Our letter ‘A’ started his career as Aleph, the first letter of the semitic abjads or writing systems, including Aramaic, Syriac, Phoenician, Arabic, Armenian, and Hebrew. The Phoenician letter was derived from an Egyptian glyph depicting the head of an ox. The Greek alfa has its origin in this Phoenician letter, and it’s obvious how it became our A from there.
Miru likes to write As and search them when we’re going for a walk. Here in Portugal, the A is abundant, including a prominent presence in her favorite snack, pastel de nata. When we are out for a walk, Miru often alerts her dad when she has spotted another A. Together, we admire the slanted serifs, or robust legs of the glyphs she has found in a shop window, a street name or on the license plate of a car.
Today, her world is now full of As, where yesterday there were not even bovine heads. Miru is absorbed in the Aleph in a way that calls to mind Jorge Luis Borges eponymous story. Borges’ Aleph is a point that contains in it all other points. In his tale, mediocre poet Carlos Argentino Daneri uses the Aleph in his basement to write a universal epic poem that describes all of the world in excruciating detail.
Tomorrow I’ll teach her Bs. I’ve written a small program that you can access from anywhere with an Internet connection, to help her with this quest. It is, like everything else I create, public domain and can be found here. It will take a week until she knows the Latin and Korean alphabet, and the fun can begin. Miru will devour all bits of knowledge we throw at her and by the end of the month she will be a contributing editor of the Journal of Quintessential Cosmological Quandaries.
Or perhaps not.
She also started to draw eyes in the portraits she makes of me. I gave in to my impatience and asked her for the nose. She drew another circle. Less than a minute later I had ears too, and a smiling mouth. The dizzying pace at which toddlers develops can make their parents pleasantly convinced they’ve bred something extraordinary. Of course, I’m fully aware that this behaviour is safely within the bounds of the ordinary, but thank heavens at the age of three springs it is not yet called mediocre.

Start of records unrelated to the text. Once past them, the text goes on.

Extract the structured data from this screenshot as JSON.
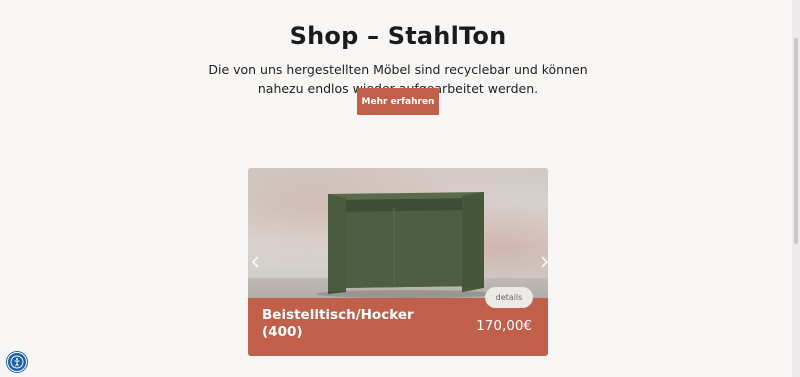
{
  "hero": {
    "title": "Shop – StahlTon",
    "intro_line1": "Die von uns hergestellten Möbel sind recyclebar und können",
    "intro_line2": "nahezu endlos wieder aufgearbeitet werden.",
    "cta_label": "Mehr erfahren"
  },
  "product": {
    "name": "Beistelltisch/Hocker (400)",
    "price": "170,00€",
    "details_label": "details",
    "carousel_position": 1
  },
  "icons": {
    "prev": "chevron-left-icon",
    "next": "chevron-right-icon",
    "accessibility": "accessibility-icon"
  },
  "colors": {
    "accent": "#c0604a",
    "background": "#f7f6f4",
    "product_color": "#4a5a3e",
    "accessibility": "#1c5fa8"
  }
}
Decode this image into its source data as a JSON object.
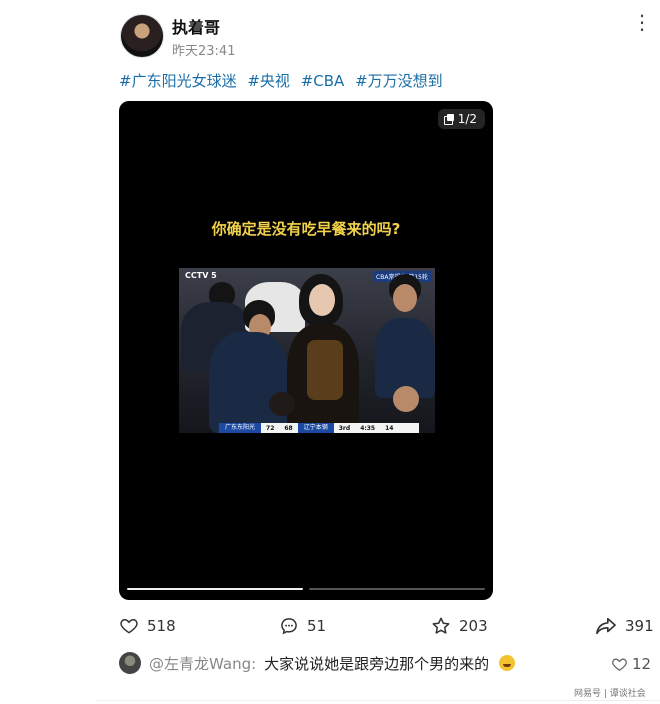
{
  "post": {
    "author": "执着哥",
    "time": "昨天23:41",
    "tags": [
      "#广东阳光女球迷",
      "#央视",
      "#CBA",
      "#万万没想到"
    ]
  },
  "media": {
    "counter": "1/2",
    "caption": "你确定是没有吃早餐来的吗?",
    "broadcast": {
      "channel_logo": "CCTV 5",
      "event_tag": "CBA常规赛 第15轮",
      "home_team": "广东东阳光",
      "home_score": "72",
      "away_score": "68",
      "away_team": "辽宁本钢",
      "quarter": "3rd",
      "clock": "4:35",
      "shot_clock": "14"
    },
    "progress": {
      "current_slide": 1,
      "total_slides": 2
    }
  },
  "actions": {
    "like_count": "518",
    "comment_count": "51",
    "favorite_count": "203",
    "share_count": "391"
  },
  "top_comment": {
    "user": "@左青龙Wang:",
    "text": "大家说说她是跟旁边那个男的来的",
    "likes": "12"
  },
  "watermark": "网易号 | 谭谈社会",
  "colors": {
    "link": "#1a6ea8",
    "caption": "#f2d24a",
    "media_bg": "#000000"
  }
}
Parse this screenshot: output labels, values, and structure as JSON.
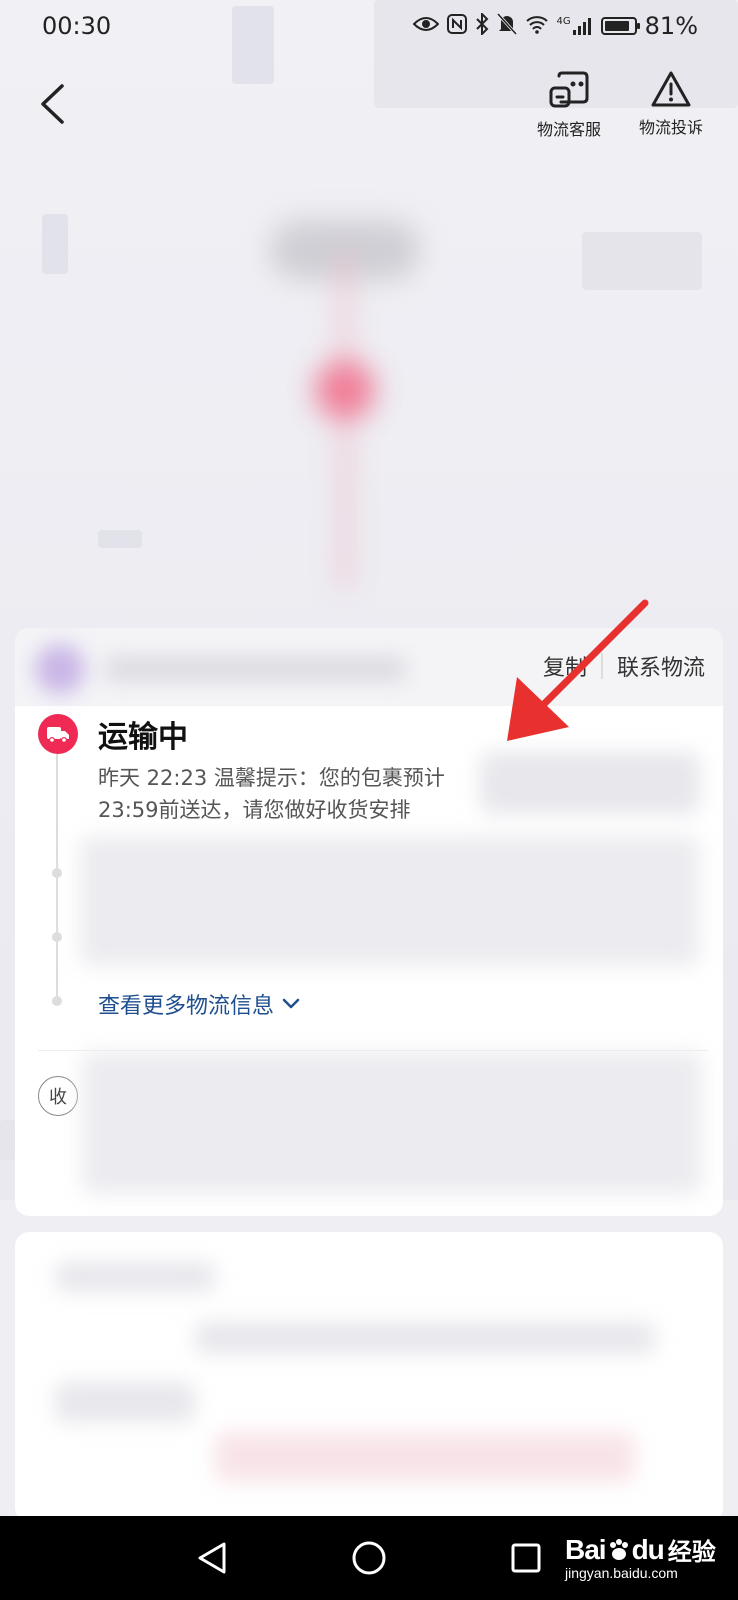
{
  "status_bar": {
    "time": "00:30",
    "battery_percent": "81%",
    "network": "4G"
  },
  "header": {
    "service_label": "物流客服",
    "complain_label": "物流投诉"
  },
  "card": {
    "copy_label": "复制",
    "contact_label": "联系物流",
    "status_title": "运输中",
    "status_desc": "昨天 22:23 温馨提示：您的包裹预计23:59前送达，请您做好收货安排",
    "more_link": "查看更多物流信息",
    "receiver_badge": "收"
  },
  "watermark": {
    "brand": "Bai",
    "brand_suffix": "du",
    "jingyan": "经验",
    "url": "jingyan.baidu.com"
  },
  "colors": {
    "accent_red": "#ee2a55",
    "link_blue": "#1f4f8f",
    "arrow_red": "#e8302e"
  }
}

Learning can wait. Although Miru’s playful exposure to the alphabet and her exploration of visual semantics might give her a “head-start” on others, I hope their biggest effect will be the urge to share with others all that she discovers, carrying in its wake a surge of empathy in herself and those around her.